Historic Tragedy: Christmas Tree Ship’s Lake Michigan Wreckage
Beneath the icy waters of Lake Michigan lies a tragic tale of Christmas past - the Rouse Simmons, also known as The Christmas Tree Ship. Once a maritime workhorse, this schooner spent its final days ferrying trees from Northern Michigan to Chicago, before being etched into the annals of Great Lakes maritime history.
It was a particularly frosty December day in 1912, when the Rouse Simmons, set sail from Thompson, Michigan on a mission to bring the joy of Christmas to countless homes. Some reports claim there was an 8-foot stack of trees on the deck 123-foot-long schooner.
The Last Voyage of Lake Michigan's Christmas Tree Ship
The ship, already navigating through the rough conditions December holds for mariners on Lake Michigan, found itself now dealing with an emerging winter storm. With a deck and cargo hold full of evergreens, ice began to build up on the trees.
Last seen by the Kewaunee Life-Saving Station in Wisconsin, it is said that the Rouse Simmons was flying a distress flag. The Kewaunee station then telephoned the Two Rivers’ Life-Saving Station, 25 miles south, who promptly set sail, but the Christmas Tree Ship would not be seen afloat again.
The crew battled the elements but eventually, it is thought that the Rouse Simmons was overtaken by a wave, sinking with its crew and cargo of northern Michigan evergreens, to the icy depths of Lake Michigan.
The Christmas Tree Ships Final Resting Place Under the Waves of Lake Michigan
It would be nearly 60 years after the 1912 sinking of the Rouse Simmons before the wreckage was found in 1971 about 12 miles northeast of Two Rivers, Wisconsin under 165 feet of water (44 degrees 16.640’ N, 087 degrees 24.863’ W). The collapsed deck reveals a cargo hold full of mostly needless Christmas Trees, but a select few have retained them.

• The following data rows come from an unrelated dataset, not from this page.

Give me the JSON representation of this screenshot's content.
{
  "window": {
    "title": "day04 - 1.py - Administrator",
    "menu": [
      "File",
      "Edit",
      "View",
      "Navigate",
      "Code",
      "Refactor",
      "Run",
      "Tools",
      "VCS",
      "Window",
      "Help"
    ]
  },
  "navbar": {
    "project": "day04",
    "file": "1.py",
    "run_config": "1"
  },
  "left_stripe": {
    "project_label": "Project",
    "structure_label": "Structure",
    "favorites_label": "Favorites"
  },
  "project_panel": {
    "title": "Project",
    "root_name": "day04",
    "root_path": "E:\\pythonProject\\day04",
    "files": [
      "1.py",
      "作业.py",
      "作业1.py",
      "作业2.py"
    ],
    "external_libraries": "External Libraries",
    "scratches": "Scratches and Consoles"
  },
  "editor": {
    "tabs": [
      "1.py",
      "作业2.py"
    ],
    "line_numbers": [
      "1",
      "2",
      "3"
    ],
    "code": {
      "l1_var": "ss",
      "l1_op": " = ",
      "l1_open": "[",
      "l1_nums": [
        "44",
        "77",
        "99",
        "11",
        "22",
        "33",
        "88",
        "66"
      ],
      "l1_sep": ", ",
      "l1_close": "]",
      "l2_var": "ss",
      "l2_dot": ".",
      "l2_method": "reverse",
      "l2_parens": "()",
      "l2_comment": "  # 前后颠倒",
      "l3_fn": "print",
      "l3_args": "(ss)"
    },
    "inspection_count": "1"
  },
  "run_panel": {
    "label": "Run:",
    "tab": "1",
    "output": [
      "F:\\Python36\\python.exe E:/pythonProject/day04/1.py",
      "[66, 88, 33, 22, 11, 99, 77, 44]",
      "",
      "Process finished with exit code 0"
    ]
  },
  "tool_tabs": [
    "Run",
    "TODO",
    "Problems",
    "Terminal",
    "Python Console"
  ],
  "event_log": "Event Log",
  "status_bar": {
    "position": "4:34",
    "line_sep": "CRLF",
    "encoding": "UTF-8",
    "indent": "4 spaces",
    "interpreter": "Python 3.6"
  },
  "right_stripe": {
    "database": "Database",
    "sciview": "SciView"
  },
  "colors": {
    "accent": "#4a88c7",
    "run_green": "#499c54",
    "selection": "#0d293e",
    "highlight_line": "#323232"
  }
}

In the gallery below you'll see how sturdy the ship remains and get a close look at the ship's cargo hold.
The Christmas Tree Ship's Century-Long Rest in Lake Michigan
Gallery Credit: Scott Clow